My absolute favorite thing about The Wolf Road was the vivid imagery that Lewis used throughout. She described the scenery, things that Elka experienced for the first time, with such a colorful and imaginative likeness you could picture it as though you were there standing next to her.

“This was a forest a’ pure beauty. We was too far north now for the lodgepole pines but black-and-white spruce and some a’ them alpine firs covered everything. Moss crawled up rocks and strangling ivy tightened ’round trunks. Forest was thick and the air hung round in a mist most a’ the day. Smelled a’ softness and warm and like them first days a’ spring, even this far into summer. This forest was alive, I felt it in every bit a’ me. Exciting chatter a’ squirrels and crickets, tracks and trails a’ deer and moose, no sign a’ man’s heavy hand.” – pg. 236, The Wolf Road

Overall I think that this is a very well done debut novel full of rich scenery that houses a decently rounded protagonist and a mysterious and vengeful antagonist. The length of the novel (356 pages) seems a bit long to me, it took me longer than planned to finish because I had such a hard time staying interested after reaching the halfway point. It became more like the repetitive tale of a girl running from a killer with an anticlimactic ending for me, but the writing was done well and the use of such detailed imagery and lifelike situations kept it intriguing. I can’t justify categorizing it as much of a thriller/suspense book, it comes across more as a lightly suspenseful fiction piece with the last 50 pages being the most twisted and gripping part. A great read for anyone looking for a change in the apocalyptic scene who appreciates a good wilderness survival story with a surprise ending.

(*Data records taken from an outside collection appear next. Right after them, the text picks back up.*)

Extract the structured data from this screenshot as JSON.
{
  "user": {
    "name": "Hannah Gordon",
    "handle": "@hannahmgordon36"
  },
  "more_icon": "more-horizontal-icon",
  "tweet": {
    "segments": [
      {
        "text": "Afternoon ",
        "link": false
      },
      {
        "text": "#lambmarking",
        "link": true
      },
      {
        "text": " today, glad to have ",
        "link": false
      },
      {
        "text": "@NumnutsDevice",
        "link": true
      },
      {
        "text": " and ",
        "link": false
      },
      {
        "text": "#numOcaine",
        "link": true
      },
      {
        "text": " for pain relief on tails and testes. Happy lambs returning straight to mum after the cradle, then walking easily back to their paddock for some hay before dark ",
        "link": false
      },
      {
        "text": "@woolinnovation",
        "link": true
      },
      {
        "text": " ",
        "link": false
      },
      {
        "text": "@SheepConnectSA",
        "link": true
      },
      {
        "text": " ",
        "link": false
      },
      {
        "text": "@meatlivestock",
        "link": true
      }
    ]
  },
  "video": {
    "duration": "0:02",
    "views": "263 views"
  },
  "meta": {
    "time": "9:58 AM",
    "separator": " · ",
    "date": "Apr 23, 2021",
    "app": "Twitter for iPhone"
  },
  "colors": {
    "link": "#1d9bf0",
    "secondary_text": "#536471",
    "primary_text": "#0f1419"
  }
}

I’ve received this complementary copy from the Blogging for Books program in exchange for an honest review.

About the Author:

photo by Andrew Mason

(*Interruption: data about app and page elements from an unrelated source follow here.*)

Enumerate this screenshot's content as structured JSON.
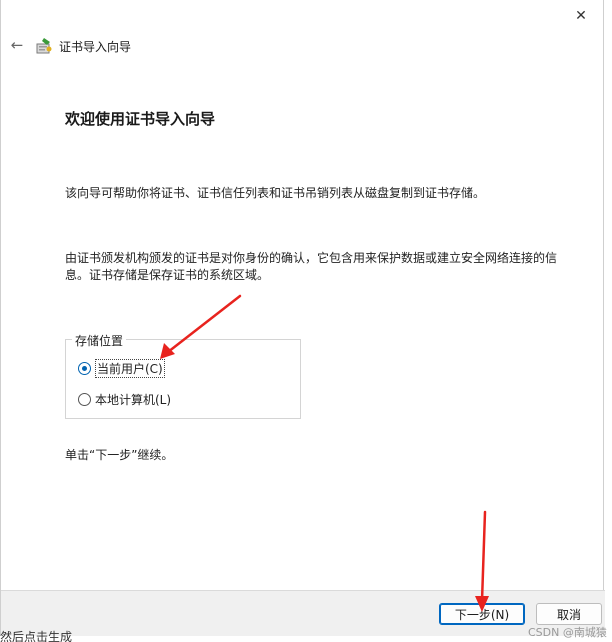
{
  "window": {
    "close_glyph": "✕",
    "back_glyph": "←",
    "title": "证书导入向导"
  },
  "main": {
    "heading": "欢迎使用证书导入向导",
    "para1": "该向导可帮助你将证书、证书信任列表和证书吊销列表从磁盘复制到证书存储。",
    "para2": "由证书颁发机构颁发的证书是对你身份的确认，它包含用来保护数据或建立安全网络连接的信息。证书存储是保存证书的系统区域。",
    "store_group": {
      "legend": "存储位置",
      "options": [
        {
          "label": "当前用户(C)",
          "checked": true
        },
        {
          "label": "本地计算机(L)",
          "checked": false
        }
      ]
    },
    "continue_text": "单击“下一步”继续。"
  },
  "footer": {
    "next_label": "下一步(N)",
    "cancel_label": "取消"
  },
  "background": {
    "below_text": "然后点击生成",
    "watermark": "CSDN @南城猿"
  },
  "colors": {
    "accent": "#0063b1",
    "annotation_arrow": "#e8231e"
  }
}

Beth Lewis is a managing editor at Titan Books in London. She was raised in the wilds of Cornwall and split her childhood between books and the beach. She has traveled extensively throughout the world and has had close encounters with black bears, killer whales, and great white sharks. She has been a bank cashier, a fire performer, and a juggler.




For more information on the author, please visit her website at

You can purchase a copy of this book from one of your favorite online retailers below:
Amazon, Barnes & Noble, Penguin Random House, Book Depository